FORT WAYNE – Less than two weeks after John McCain made “Joe the Plumber” a household name in the 2008 elections, Alaska Gov. Sarah Palin introduced Hoosiers on Saturday to two more average Joes.Palin singled out “Doug the Barber” and “Chris the Electrician” as two hard-working Americans from the crowd of about 10,000 at the Allen County War Memorial Coliseum in Fort Wayne.She used the pair to support her claim that “Barack the wealth-spreader” wasn’t representing average Americans.SLIDESHOW: Sarah Palin in Fort Wayne

Predicting the unpredictable

(10/28/08 12:24am)

In just one week, the polls surrounding the political world for months won’t matter anymore.But until then, politicians depend on them, and voters use them to determine how important their vote will be.Monday’s daily Gallup poll of likely voters gives Democratic nominee Barack Obama a 50 percent to 45 percent edge over Republican nominee John McCain. CNN’s latest average of national polls shows Obama up 51 to 43.But the reliability of those polls is more complicated than voters may realize.

Dems descend on Bloomington

(10/28/08 12:27am)

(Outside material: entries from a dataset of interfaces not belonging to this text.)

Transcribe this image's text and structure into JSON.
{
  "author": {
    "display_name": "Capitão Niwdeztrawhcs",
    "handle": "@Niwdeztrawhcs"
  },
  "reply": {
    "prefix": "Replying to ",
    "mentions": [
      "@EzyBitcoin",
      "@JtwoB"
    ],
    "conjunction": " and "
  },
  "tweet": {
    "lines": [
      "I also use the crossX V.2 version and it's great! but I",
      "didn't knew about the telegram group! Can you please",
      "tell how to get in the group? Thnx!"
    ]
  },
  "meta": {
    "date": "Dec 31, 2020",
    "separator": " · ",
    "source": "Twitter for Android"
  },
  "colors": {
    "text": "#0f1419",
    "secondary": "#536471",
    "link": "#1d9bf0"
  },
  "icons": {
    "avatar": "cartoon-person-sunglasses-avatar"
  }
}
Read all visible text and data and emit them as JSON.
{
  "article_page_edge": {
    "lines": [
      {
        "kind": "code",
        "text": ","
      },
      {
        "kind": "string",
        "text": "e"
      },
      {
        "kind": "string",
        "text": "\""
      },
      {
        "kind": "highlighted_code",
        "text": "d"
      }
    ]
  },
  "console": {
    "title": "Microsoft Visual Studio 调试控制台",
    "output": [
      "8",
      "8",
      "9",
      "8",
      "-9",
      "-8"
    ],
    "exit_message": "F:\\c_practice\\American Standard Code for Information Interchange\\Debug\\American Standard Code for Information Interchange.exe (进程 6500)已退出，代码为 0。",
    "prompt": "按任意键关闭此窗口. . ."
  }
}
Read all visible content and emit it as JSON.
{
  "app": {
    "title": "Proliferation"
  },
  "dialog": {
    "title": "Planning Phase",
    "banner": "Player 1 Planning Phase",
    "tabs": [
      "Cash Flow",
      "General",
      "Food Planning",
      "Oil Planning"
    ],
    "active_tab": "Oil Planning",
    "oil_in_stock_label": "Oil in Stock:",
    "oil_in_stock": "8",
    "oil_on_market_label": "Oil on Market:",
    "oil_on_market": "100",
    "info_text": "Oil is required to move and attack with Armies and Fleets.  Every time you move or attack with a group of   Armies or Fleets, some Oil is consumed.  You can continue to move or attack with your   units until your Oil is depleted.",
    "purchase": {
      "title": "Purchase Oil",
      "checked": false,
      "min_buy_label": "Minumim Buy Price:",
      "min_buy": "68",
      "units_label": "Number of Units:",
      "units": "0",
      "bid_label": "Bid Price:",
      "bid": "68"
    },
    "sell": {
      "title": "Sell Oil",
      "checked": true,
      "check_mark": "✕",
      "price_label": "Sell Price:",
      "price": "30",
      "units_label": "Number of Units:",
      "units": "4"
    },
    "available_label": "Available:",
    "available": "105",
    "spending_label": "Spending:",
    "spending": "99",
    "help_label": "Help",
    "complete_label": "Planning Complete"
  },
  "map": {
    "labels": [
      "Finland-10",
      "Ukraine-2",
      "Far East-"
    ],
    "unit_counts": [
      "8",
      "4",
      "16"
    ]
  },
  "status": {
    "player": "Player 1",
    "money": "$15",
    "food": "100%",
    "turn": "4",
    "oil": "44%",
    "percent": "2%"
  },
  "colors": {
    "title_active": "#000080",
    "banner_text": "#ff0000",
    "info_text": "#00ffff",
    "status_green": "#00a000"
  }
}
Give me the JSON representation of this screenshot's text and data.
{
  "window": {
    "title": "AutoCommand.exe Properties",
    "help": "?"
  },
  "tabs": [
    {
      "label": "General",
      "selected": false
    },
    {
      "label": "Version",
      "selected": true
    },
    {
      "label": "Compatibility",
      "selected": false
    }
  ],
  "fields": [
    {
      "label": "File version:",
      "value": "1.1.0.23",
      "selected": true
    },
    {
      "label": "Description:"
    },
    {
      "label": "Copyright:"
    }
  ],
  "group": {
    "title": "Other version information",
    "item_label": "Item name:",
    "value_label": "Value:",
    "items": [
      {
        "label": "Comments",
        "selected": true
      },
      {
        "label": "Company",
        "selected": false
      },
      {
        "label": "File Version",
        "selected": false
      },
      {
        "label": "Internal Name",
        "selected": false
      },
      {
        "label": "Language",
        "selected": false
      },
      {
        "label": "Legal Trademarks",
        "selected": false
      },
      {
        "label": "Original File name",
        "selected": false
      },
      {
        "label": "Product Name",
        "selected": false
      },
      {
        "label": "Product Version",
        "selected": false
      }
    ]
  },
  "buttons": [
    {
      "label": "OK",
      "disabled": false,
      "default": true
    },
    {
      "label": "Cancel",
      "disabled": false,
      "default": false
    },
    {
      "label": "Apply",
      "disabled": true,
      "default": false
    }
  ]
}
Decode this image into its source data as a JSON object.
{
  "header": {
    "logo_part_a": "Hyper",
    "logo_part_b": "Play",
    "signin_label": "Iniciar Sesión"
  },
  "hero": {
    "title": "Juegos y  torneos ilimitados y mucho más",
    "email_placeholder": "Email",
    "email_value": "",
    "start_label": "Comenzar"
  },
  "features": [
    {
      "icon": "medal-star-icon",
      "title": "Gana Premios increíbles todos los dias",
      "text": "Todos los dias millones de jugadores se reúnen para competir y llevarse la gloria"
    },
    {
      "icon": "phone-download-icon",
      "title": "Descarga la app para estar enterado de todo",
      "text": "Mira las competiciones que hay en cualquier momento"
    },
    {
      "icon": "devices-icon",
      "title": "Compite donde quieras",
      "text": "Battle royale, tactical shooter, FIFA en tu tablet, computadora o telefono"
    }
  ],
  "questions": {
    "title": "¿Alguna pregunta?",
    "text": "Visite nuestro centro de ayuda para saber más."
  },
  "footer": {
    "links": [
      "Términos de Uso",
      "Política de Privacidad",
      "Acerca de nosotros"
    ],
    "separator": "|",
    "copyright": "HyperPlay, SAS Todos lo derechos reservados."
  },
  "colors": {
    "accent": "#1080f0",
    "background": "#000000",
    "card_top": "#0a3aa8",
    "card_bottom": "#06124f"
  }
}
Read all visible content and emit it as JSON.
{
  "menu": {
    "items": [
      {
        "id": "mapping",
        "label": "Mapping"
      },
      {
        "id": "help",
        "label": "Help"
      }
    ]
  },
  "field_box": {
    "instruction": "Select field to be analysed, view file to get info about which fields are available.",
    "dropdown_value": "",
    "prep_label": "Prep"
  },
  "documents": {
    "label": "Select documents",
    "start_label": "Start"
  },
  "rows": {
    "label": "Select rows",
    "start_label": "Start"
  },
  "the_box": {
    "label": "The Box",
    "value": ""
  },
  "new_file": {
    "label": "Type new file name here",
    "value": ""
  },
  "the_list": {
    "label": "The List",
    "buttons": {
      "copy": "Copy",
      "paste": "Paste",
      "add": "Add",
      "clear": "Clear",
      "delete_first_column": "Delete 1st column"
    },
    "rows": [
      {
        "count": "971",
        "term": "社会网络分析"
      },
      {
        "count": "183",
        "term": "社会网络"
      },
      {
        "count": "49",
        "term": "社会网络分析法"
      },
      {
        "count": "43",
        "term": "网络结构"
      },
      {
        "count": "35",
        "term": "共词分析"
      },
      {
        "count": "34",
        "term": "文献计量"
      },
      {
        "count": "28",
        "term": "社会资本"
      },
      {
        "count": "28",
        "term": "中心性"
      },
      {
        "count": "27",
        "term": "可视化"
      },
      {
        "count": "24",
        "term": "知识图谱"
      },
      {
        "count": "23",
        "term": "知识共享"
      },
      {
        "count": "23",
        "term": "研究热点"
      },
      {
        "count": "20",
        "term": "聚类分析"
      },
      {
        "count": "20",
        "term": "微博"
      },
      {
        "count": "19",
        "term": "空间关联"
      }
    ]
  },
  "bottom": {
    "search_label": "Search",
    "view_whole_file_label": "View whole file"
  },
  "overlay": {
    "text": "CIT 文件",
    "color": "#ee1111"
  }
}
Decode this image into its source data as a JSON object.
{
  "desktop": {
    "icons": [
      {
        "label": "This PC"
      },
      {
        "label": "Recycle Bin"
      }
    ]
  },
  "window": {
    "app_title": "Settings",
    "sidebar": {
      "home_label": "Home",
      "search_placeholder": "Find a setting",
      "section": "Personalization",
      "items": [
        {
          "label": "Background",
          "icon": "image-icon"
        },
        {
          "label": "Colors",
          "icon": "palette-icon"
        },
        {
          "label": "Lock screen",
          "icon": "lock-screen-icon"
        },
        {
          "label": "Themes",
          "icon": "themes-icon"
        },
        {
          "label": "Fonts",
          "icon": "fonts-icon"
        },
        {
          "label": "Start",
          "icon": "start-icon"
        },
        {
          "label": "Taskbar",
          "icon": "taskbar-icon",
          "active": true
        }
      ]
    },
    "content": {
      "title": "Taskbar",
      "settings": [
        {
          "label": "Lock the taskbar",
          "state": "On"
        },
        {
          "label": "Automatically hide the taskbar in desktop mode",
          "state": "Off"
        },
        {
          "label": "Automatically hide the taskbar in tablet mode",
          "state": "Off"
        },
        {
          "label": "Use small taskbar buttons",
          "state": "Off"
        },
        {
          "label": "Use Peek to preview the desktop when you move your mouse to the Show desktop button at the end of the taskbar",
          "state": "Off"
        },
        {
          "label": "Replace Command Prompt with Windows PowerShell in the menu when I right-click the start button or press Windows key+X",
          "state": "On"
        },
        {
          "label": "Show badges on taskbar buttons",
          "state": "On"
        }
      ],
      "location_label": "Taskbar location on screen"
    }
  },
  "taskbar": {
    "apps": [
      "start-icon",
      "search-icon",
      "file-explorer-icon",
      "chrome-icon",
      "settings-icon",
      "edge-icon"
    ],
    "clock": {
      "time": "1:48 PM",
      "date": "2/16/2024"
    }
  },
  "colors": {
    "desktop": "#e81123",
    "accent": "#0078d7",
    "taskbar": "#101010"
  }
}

In a whirlwind tour of the state, a storm of politicians descended on Bloomington on Monday night for Congressman Baron Hill’s fundraiser at the Showers Plaza.Democratic gubernatorial candidate Jill Long Thompson took her entourage on the road in her “Road to Change Tour,” which aims to hit 56 different communities in 10 days.“This is a very important county to any statewide election,” Long Thompson said. “I’m here to talk with voters and make sure that I’m doing everything I can to demonstrate how committed I am to rebuilding Indiana’s economy.”